coordinated towards the service of God is the highest level of
spiritual achievement for which a person can hope.                 Maharal
simply notes that if all of one's actions are for the sake of
Heaven, a person will have perfected his or her relationship
with God.


             R. Shimon says: Be meticulous in reading
             the Shema and in prayer; when you pray,
             do not make your prayer a set routine,
             but    rather       [make     sure   it    seeks]
             compassion and [is a] supplication before
             God, as it is said, "For He is gracious
             and    compassionate,         slow   to    anger,
             abounding in kindness, and regrets evil;"
             and do not be an evildoer in private.

        R. Shimon's statement seems understandable enough until
we consider the last clause.         Recommending that we be careful
about Shema and Tefilla (which really means the Amida, the
standing silent prayer) are, on the face of it, worthwhile
adjurations, as is the one about not making one's prayers
rote.    How do those connect, however, to the issue of "al tehi
rasha bifnei atzmekha (do not be an evildoer in private)?"
[Note: the translation of bifnei atzmekha as "in private" is
Maharal's.        Others think that bifnei atzmekha means "in your
own    eyes,"     so       that   the    phrase     becomes,       "do   not    think    of
yourself as a rasha."]

        Maharal, as we may have come to expect, sees Shema and
prayer more broadly than just the act of recitation - he sees
it as meaning the expression of "Kabbalat Ol Malkhut Shamayim
and Avoda (Accepting the Mastery of the Creator and Service,
respectively)."             The recommendation to be careful about them
is not so much directed at them per se, but at the broader
ideals they represent.                 Given those broader ideals, it becomes
clearer why it is important not to have those activities be
done by rote.

        Interestingly,            in     defining     keva       (prayers      by    rote),
Maharal explicitly prefers praying by heart to praying from a
siddur (prayer book).                  In his understanding of keva, having
all the words laid out simply to be recited by you makes it
clear      that      you    are    fulfilling       an    obligation        rather     than
turning to God with your thoughts, hopes, and prayers.                                 Only
at the end of his comment, where he notes that no one manages
to    focus    properly       on       prayers   nowadays,       does    he    grudgingly
concede that if there were a worry about remembering the words
of the prayer, it would be preferable to use a siddur.

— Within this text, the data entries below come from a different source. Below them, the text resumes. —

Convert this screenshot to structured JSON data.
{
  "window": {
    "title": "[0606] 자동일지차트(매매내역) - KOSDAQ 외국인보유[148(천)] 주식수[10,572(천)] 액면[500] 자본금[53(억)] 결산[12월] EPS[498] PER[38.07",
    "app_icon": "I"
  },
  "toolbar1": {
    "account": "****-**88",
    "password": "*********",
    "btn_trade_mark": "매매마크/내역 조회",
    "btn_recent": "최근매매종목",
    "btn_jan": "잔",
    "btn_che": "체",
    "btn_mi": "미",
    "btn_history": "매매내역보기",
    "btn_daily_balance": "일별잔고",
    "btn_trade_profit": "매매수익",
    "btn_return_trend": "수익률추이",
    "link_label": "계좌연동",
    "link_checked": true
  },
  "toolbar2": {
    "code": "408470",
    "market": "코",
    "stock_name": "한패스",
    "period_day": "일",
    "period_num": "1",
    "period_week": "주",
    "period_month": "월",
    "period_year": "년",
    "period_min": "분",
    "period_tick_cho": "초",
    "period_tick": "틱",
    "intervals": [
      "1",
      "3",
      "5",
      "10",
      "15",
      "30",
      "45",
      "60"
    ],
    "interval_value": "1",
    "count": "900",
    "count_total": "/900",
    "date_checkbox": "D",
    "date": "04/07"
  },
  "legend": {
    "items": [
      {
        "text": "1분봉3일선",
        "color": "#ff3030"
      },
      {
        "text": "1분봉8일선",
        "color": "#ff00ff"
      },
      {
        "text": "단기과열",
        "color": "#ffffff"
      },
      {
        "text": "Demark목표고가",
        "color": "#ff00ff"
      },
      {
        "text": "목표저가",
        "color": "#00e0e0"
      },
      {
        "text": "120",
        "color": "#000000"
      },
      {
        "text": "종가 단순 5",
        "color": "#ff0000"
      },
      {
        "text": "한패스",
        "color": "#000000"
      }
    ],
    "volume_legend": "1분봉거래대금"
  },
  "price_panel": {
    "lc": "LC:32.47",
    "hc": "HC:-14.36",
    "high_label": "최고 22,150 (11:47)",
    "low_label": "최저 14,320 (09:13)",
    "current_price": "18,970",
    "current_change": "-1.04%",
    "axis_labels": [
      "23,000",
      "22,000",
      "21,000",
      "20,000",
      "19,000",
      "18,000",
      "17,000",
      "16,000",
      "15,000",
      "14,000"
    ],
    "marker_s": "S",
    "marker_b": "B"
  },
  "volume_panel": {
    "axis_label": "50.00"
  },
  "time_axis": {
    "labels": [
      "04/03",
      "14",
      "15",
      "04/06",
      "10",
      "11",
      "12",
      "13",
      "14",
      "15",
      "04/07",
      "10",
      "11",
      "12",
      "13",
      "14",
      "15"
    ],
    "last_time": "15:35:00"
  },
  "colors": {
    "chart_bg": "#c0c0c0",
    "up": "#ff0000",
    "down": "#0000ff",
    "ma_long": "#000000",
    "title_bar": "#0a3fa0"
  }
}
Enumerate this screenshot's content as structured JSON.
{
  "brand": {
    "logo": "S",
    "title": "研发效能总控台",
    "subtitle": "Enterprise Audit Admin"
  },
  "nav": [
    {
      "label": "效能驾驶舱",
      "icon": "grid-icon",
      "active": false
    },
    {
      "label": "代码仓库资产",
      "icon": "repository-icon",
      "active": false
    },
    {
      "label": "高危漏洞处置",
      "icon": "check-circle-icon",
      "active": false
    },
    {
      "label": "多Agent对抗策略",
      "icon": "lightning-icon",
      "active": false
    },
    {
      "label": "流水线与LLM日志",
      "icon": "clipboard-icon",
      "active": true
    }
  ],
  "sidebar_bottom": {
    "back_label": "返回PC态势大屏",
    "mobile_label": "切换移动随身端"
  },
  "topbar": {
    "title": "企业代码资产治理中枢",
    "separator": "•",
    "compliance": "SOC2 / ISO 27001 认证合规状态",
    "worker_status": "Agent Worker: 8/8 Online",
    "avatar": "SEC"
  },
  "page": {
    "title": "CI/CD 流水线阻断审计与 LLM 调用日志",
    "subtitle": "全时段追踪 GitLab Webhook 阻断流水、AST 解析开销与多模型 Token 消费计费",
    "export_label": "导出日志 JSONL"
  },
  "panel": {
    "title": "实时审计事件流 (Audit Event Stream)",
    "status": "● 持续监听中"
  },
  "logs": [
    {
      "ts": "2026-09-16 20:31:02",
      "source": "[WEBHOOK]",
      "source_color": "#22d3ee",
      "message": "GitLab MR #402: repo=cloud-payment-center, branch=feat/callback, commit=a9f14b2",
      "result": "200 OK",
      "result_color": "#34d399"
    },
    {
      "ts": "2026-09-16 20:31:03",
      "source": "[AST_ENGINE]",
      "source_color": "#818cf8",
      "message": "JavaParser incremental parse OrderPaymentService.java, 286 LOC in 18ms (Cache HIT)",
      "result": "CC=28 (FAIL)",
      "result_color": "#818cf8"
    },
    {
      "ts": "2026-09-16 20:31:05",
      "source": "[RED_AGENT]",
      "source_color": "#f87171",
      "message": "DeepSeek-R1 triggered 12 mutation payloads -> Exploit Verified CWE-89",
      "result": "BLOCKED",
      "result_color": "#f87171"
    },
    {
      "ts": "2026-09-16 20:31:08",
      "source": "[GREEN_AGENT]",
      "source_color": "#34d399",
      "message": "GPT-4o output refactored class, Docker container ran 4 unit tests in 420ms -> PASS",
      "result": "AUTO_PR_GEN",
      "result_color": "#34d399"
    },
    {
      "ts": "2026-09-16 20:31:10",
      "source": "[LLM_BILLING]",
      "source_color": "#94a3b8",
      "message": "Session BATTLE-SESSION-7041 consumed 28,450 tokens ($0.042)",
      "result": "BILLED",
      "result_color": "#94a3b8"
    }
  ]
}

        In any case, Maharal still needs to connect the notions
of Shema and prayer to the question of private evil.                                He says
that the essence of evil is the evil we do to others, and
Maharal       then     provides        several    examples.         Nevertheless,        he
says, in the context of prayer, when we are turning towards
God with our various requests, our personal evil (the sins we
do    in   private)         are    relevant      as      well.      It   is     therefore
particularly in this context that R. Shimon stresses avoiding
being a rasha (evil person).                 Again here, the most interesting
element      of   Maharal's      comment        is   that    he   bases    it    on    his
original question about the grouping of the third statement
with   the    first      two.        Had   he    not    assumed    they    had    to    be
connected,        the    whole       basis      of     the   comment      would       have
disappeared.            This    is    just      another      example      of    how    the
assumptions that underlie our approach to an issue shape the
kinds of answers to which we come.

To top